We have a project (existing imperviousness > 50%) where we have calculated that through a combination of green roof, pervious pavers, landscaped open space, and a rainwater cistern we can reduce the peak discharge rate and quantity by 25% per LEED reqs for SSc6.1. Based on rainfall patterns, we assume that we need to draw down the cistern in 2 days to accommodate potential back-to-back storms. It's really unclear to us whether or not it is acceptable to draw down the cistern by draining into the storm sewer or whether we must infiltrate, evapotranspire, or otherwise reuse all of the water on site. We'll use the cistern for irrigation in summer, but otherwise it is effectively serving as a detention tank.

Is detaining stormwater and then discharging it to the stormwater acceptable, provided you reduce the peak 24 hr discharge rate per LEED requirements? This certainly has benefits (we are in a CSO area) but does not seem to meet the full intent.
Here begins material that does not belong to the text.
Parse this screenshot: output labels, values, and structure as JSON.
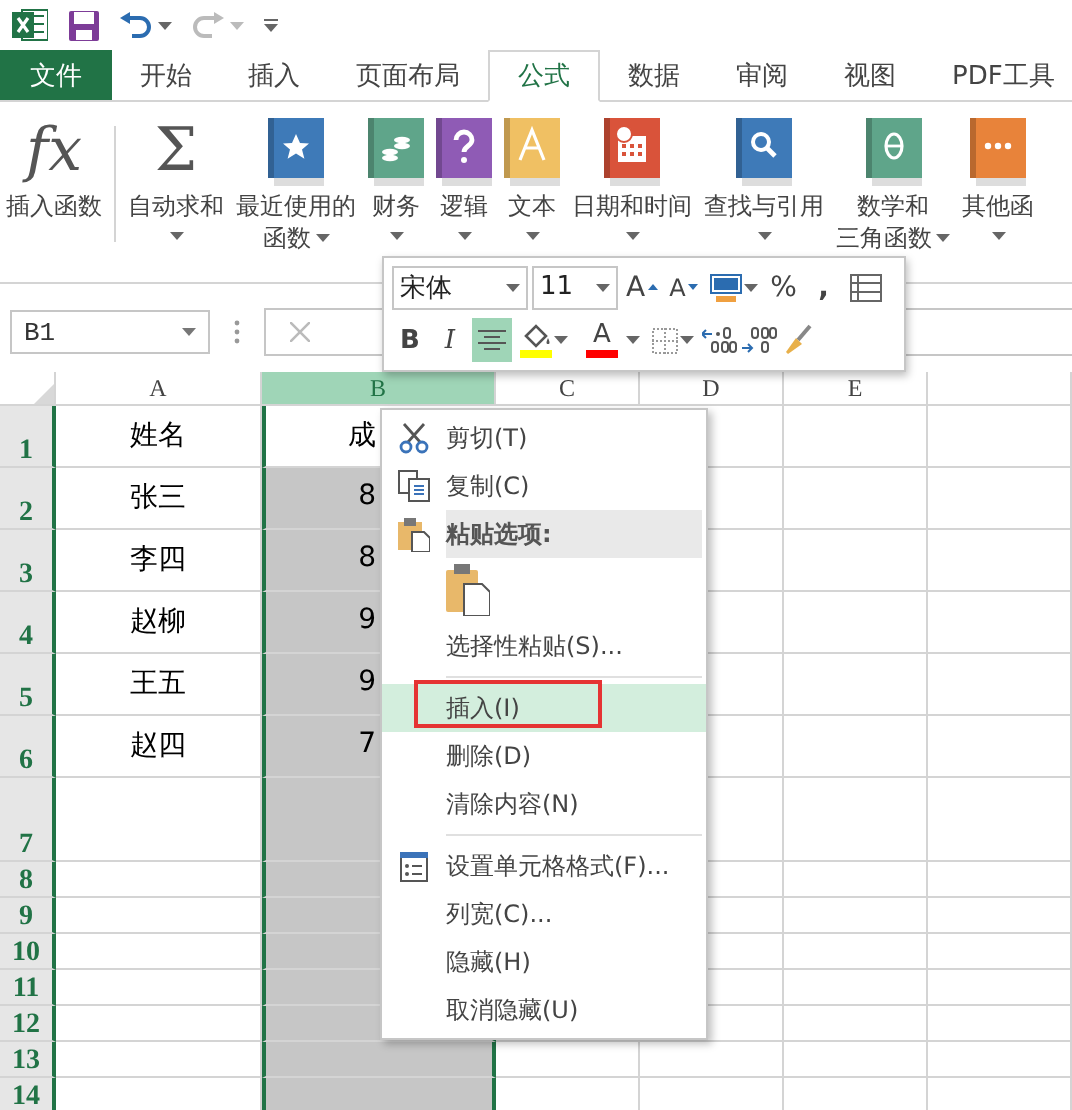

My confusion is compounded by the language on LEED User (above):

"Is it an acceptable strategy to capture the rainwater into tanks and discharge it into the public sewers after the rainstorm reducing the peak discharge?

This is a common strategy for reducing peak rate, which will help you comply with SSc6.1, but you'll need to add onsite reuse or infiltration to meet SSc6.2 requirements."

I don't see why onsite reuse or infiltration are required to meet SSc6.2 (other methods remove TSS), and so it makes me think that this should say "you'll need to addd... to meet SSc6.1 requirements."

Thanks for your help,